» WORK INSTRUCTION:
Every line of the listing below is to be duplicated exactly, with the pictures left out.

━━━ INPUT ━━━

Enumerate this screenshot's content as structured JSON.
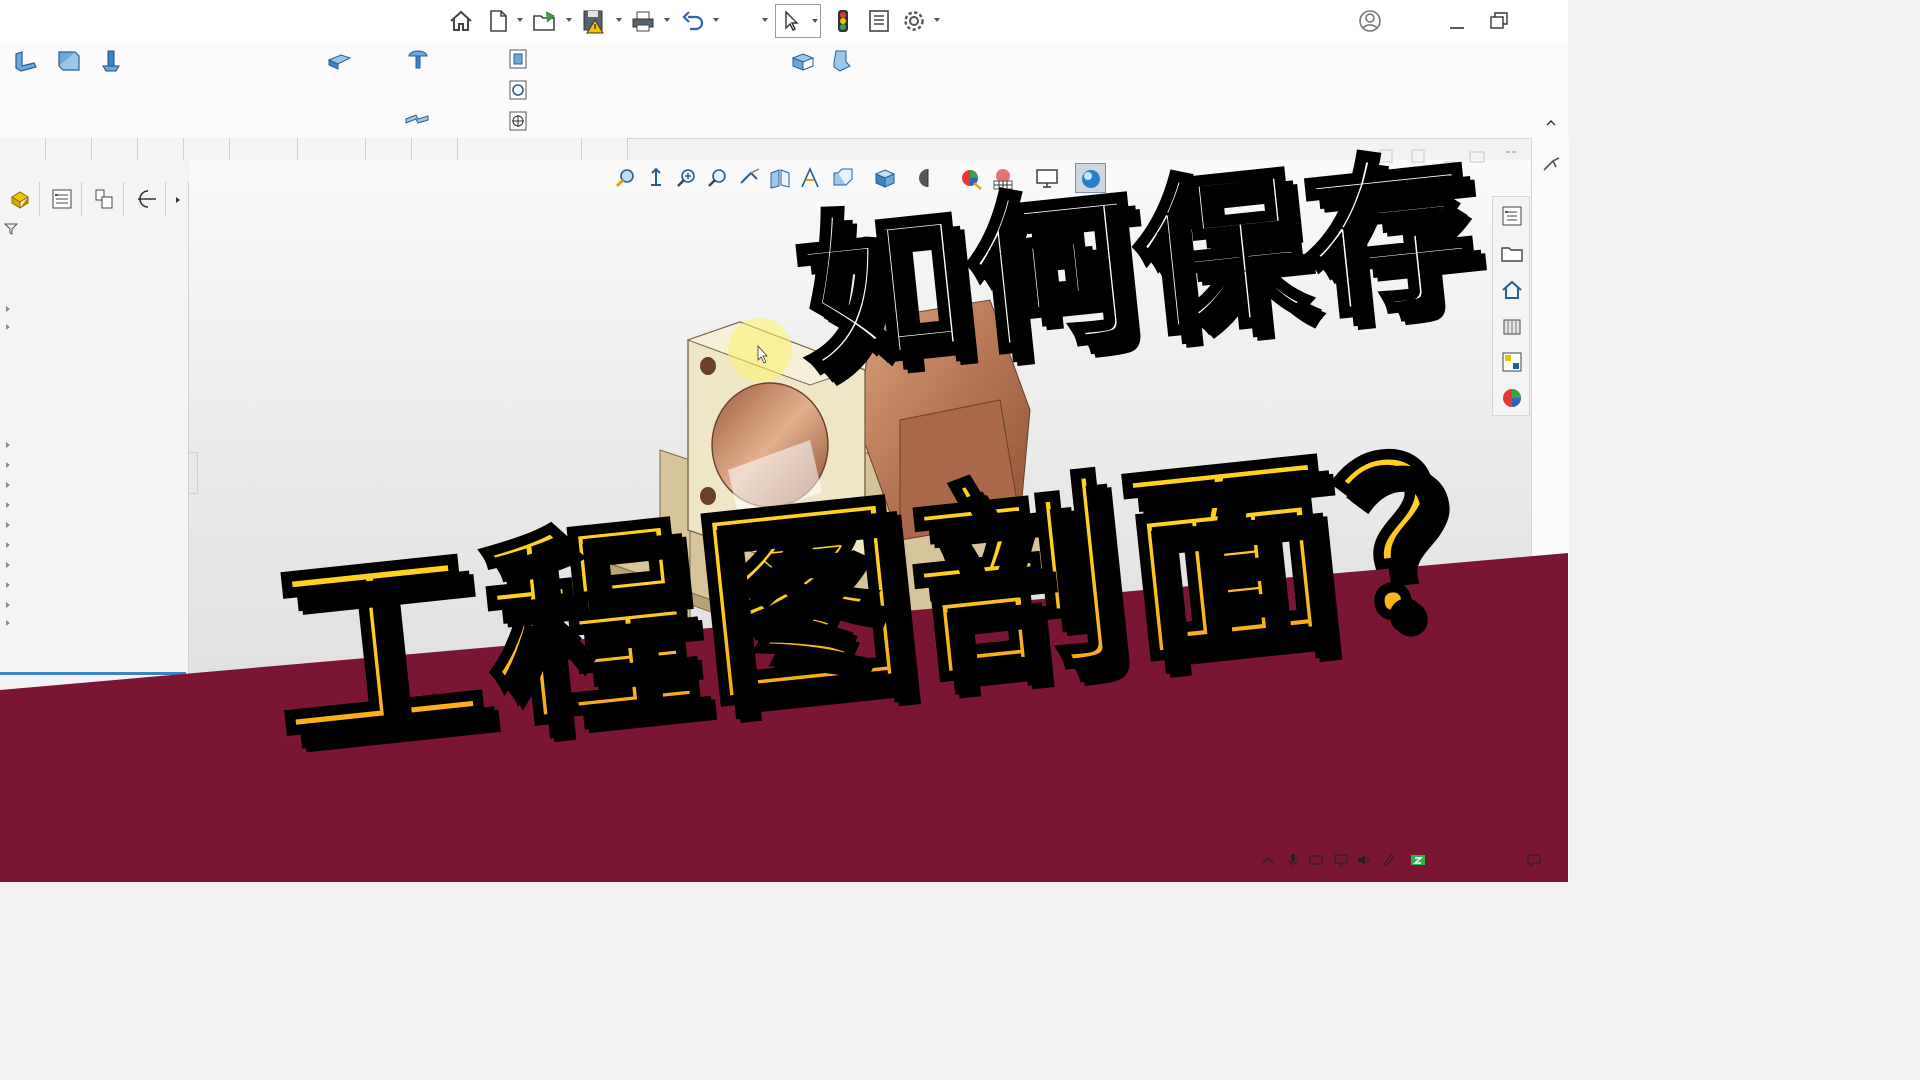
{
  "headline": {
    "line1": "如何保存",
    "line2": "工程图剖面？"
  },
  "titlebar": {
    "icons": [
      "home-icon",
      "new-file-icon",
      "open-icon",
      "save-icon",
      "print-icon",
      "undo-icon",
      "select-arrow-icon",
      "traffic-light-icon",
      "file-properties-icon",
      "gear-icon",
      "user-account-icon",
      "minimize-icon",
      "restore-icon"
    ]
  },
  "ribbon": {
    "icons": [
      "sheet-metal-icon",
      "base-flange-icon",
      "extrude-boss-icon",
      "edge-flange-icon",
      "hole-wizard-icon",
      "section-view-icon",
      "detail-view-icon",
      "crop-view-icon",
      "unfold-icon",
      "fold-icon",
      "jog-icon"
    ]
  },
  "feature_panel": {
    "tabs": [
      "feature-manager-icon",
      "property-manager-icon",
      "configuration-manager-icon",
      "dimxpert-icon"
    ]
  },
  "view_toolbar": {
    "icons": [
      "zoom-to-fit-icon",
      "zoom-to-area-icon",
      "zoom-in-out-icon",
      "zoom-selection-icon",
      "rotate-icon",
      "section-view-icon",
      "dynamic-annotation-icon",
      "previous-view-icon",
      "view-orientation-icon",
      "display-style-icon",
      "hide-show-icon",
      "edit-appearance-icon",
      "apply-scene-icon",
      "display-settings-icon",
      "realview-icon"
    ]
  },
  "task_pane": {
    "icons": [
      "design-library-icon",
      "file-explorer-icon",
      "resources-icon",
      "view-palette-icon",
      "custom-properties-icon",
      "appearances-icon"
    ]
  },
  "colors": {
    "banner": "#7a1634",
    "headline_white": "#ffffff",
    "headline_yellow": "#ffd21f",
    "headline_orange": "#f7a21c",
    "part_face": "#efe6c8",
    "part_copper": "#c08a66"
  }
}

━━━

» WRITTEN ANSWER:
Enumerate this screenshot's content as structured JSON.
{
  "headline": {
    "line1": "如何保存",
    "line2": "工程图剖面？"
  },
  "titlebar": {
    "icons": [
      "home-icon",
      "new-file-icon",
      "open-icon",
      "save-icon",
      "print-icon",
      "undo-icon",
      "select-arrow-icon",
      "traffic-light-icon",
      "file-properties-icon",
      "gear-icon",
      "user-account-icon",
      "minimize-icon",
      "restore-icon"
    ]
  },
  "ribbon": {
    "icons": [
      "sheet-metal-icon",
      "base-flange-icon",
      "extrude-boss-icon",
      "edge-flange-icon",
      "hole-wizard-icon",
      "section-view-icon",
      "detail-view-icon",
      "crop-view-icon",
      "unfold-icon",
      "fold-icon",
      "jog-icon"
    ]
  },
  "feature_panel": {
    "tabs": [
      "feature-manager-icon",
      "property-manager-icon",
      "configuration-manager-icon",
      "dimxpert-icon"
    ]
  },
  "view_toolbar": {
    "icons": [
      "zoom-to-fit-icon",
      "zoom-to-area-icon",
      "zoom-in-out-icon",
      "zoom-selection-icon",
      "rotate-icon",
      "section-view-icon",
      "dynamic-annotation-icon",
      "previous-view-icon",
      "view-orientation-icon",
      "display-style-icon",
      "hide-show-icon",
      "edit-appearance-icon",
      "apply-scene-icon",
      "display-settings-icon",
      "realview-icon"
    ]
  },
  "task_pane": {
    "icons": [
      "design-library-icon",
      "file-explorer-icon",
      "resources-icon",
      "view-palette-icon",
      "custom-properties-icon",
      "appearances-icon"
    ]
  },
  "colors": {
    "banner": "#7a1634",
    "headline_white": "#ffffff",
    "headline_yellow": "#ffd21f",
    "headline_orange": "#f7a21c",
    "part_face": "#efe6c8",
    "part_copper": "#c08a66"
  }
}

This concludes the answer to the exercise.